Intimacy can refer to everything from a casual sexual encounter to a long lasting marriage. There are probably as many shades of intimacy as there are people, but a common thread is the sense of opening ourselves up to another.
For me, intimacy is also a practice, and one that is touch centered. In much the same way as playing the piano, or writing, or going to a fitness center, it’s an activity for which I set aside a space and time. There are people with whom I share the practice, and we structure this by setting aside a time and space with the intention of sharing an intimate and erotic journey.
At the beginning of each session, we consciously transition from the familiar world dominated by talk to the world of touch. As we shed ourselves of clothing, the silent ways of skin on skin communication take over. Touch has a knowledge that goes deeper than rationality, and one that can open profound vistas if we can but let it happen.
Invariably in the course of each journey, there is some sensation, some area of our bodies that opens itself up to us, and that somehow seems new and unexplored. In some magical way, this happens not only with more recent partners but with ones I have had an intimate practice of many years with. This points up a benefit of a long-term practice, that it is possible to break through inhibitions so that you and your partner can have the freedom to flow with each other’s energy and to discover new areas. It is very much like the insights I often have when interpreting a piece of music that has been a part of my life for many years – new voices appear, inner rhythms I had not seen, new dimensions. It has everything to do with being able to look into the other, regardless of how familiar, and to open up our senses so that we can explore with new eyes, fingers, and whatever else comes into play.

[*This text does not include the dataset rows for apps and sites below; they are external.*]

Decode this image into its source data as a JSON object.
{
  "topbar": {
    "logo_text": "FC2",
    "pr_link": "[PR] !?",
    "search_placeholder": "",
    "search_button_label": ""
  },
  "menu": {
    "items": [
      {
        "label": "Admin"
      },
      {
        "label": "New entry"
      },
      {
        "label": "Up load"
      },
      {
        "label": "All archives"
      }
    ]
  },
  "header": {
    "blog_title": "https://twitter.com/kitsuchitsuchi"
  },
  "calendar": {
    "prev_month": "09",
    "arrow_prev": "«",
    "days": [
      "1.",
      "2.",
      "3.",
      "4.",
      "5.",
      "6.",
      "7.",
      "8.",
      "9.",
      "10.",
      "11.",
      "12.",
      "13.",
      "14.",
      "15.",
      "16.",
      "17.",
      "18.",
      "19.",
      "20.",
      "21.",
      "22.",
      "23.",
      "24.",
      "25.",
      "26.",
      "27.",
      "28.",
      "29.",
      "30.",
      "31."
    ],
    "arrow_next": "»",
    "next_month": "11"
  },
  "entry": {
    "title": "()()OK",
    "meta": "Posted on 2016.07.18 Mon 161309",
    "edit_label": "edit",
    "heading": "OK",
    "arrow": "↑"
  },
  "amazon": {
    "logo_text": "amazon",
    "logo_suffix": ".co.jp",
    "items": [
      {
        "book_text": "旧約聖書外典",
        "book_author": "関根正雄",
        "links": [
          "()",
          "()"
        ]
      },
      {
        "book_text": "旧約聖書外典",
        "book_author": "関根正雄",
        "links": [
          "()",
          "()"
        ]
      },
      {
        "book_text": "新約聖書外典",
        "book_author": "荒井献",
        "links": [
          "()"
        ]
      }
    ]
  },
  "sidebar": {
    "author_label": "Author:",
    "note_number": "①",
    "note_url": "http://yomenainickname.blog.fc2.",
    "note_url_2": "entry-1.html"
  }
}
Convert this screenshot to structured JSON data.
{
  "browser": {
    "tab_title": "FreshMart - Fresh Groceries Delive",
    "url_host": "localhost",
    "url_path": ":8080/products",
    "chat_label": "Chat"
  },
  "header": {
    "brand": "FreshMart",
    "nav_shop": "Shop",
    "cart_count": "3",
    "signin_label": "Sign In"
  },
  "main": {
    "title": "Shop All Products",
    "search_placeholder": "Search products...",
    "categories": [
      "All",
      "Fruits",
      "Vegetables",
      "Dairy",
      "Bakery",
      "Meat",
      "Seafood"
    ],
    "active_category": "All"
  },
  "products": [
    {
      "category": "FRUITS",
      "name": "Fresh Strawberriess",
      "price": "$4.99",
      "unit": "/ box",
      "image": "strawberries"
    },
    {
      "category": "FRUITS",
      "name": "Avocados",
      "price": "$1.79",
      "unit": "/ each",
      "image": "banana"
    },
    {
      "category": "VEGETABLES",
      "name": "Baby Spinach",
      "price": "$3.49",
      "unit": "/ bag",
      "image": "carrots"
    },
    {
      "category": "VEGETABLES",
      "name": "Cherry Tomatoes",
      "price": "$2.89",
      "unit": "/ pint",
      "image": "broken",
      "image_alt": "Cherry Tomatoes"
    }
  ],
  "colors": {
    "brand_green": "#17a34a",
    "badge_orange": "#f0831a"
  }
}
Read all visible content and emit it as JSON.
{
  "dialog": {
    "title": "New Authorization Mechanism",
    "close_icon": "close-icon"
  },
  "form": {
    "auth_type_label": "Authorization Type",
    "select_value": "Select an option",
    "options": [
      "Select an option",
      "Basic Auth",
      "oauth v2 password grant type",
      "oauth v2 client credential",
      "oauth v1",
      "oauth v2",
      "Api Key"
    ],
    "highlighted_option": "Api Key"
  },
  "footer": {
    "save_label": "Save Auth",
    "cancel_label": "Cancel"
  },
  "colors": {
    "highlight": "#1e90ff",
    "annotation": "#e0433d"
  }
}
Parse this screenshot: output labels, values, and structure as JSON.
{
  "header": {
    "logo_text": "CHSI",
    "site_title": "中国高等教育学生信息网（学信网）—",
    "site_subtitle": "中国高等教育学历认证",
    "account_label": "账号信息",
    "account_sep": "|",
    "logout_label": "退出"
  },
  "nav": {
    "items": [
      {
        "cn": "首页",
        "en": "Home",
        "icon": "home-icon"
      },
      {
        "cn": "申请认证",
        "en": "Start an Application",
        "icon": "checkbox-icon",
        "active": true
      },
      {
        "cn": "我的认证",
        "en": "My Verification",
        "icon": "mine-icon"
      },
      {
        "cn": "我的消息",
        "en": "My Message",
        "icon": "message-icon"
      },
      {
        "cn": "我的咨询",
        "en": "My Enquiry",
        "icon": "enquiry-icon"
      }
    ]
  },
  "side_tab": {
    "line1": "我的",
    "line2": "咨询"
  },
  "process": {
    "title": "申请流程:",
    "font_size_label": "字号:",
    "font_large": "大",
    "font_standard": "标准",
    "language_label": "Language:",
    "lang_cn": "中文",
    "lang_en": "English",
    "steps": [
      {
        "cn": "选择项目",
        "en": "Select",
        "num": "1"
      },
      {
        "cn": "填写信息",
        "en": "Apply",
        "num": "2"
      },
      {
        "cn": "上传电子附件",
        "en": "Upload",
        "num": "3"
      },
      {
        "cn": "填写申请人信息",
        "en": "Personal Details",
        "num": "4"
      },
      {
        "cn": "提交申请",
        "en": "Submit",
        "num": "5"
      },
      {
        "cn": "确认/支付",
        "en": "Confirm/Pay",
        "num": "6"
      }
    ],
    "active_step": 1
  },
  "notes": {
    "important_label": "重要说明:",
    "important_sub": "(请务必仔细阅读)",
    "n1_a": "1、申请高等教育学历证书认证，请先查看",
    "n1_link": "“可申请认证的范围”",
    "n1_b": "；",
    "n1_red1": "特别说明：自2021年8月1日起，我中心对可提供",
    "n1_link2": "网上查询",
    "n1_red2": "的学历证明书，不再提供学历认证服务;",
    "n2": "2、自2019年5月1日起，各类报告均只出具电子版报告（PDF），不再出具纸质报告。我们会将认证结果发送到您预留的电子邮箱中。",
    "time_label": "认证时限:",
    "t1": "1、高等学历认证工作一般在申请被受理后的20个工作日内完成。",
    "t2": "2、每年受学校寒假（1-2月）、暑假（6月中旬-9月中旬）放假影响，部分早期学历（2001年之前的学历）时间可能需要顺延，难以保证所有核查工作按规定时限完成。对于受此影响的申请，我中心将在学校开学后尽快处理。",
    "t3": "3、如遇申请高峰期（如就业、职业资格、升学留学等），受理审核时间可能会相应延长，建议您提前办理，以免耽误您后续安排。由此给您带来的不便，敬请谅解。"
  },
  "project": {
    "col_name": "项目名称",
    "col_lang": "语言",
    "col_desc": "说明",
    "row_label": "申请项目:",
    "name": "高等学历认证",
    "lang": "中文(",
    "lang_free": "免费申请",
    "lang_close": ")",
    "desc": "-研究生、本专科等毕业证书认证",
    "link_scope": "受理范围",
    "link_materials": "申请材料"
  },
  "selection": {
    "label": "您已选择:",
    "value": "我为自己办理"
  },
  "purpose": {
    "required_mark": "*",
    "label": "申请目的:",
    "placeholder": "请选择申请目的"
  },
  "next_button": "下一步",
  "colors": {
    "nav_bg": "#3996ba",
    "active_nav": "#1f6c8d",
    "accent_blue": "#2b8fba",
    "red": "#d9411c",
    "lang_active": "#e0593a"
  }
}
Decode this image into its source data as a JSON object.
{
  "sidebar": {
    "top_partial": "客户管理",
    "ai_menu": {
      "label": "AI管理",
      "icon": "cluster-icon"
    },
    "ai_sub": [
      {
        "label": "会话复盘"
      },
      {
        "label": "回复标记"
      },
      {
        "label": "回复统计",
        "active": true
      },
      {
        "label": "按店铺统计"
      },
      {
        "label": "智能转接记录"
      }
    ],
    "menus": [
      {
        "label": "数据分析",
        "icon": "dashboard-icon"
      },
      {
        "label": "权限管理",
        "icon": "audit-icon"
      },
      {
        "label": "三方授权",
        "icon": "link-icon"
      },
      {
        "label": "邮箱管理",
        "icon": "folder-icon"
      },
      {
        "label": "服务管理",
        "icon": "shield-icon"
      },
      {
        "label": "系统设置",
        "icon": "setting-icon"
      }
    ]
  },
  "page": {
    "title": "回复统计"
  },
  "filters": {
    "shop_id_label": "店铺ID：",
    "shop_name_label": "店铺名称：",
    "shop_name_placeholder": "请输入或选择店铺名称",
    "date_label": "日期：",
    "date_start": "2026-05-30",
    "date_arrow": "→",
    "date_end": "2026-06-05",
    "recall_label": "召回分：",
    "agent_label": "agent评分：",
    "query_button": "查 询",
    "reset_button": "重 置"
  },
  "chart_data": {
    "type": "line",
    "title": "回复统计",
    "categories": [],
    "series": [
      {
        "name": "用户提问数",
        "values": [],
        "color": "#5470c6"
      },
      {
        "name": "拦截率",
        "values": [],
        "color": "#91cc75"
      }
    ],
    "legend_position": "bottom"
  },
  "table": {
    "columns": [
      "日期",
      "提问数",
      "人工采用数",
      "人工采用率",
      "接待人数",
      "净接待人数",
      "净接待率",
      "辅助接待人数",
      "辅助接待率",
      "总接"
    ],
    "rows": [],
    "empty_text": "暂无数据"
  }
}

Sometimes the things in life that appear to be the most effortless require the greatest amount of work. The great musicians, artists, sports players, to highlight only a few, give the impression that their craft simply falls to them with ease. For the most part, this is anything but true, they work at it. So too with the practice of intimacy. Every time we cast off a veil that blocks something in us or in those we practice with, the horizon changes, and we reach new levels. The energy we feel in our bodies is more alive. When it flows freely, we discover new and invigorating ways to express ourselves. Yes, practice does make for perfection, and fortunately for us there is always something needing work.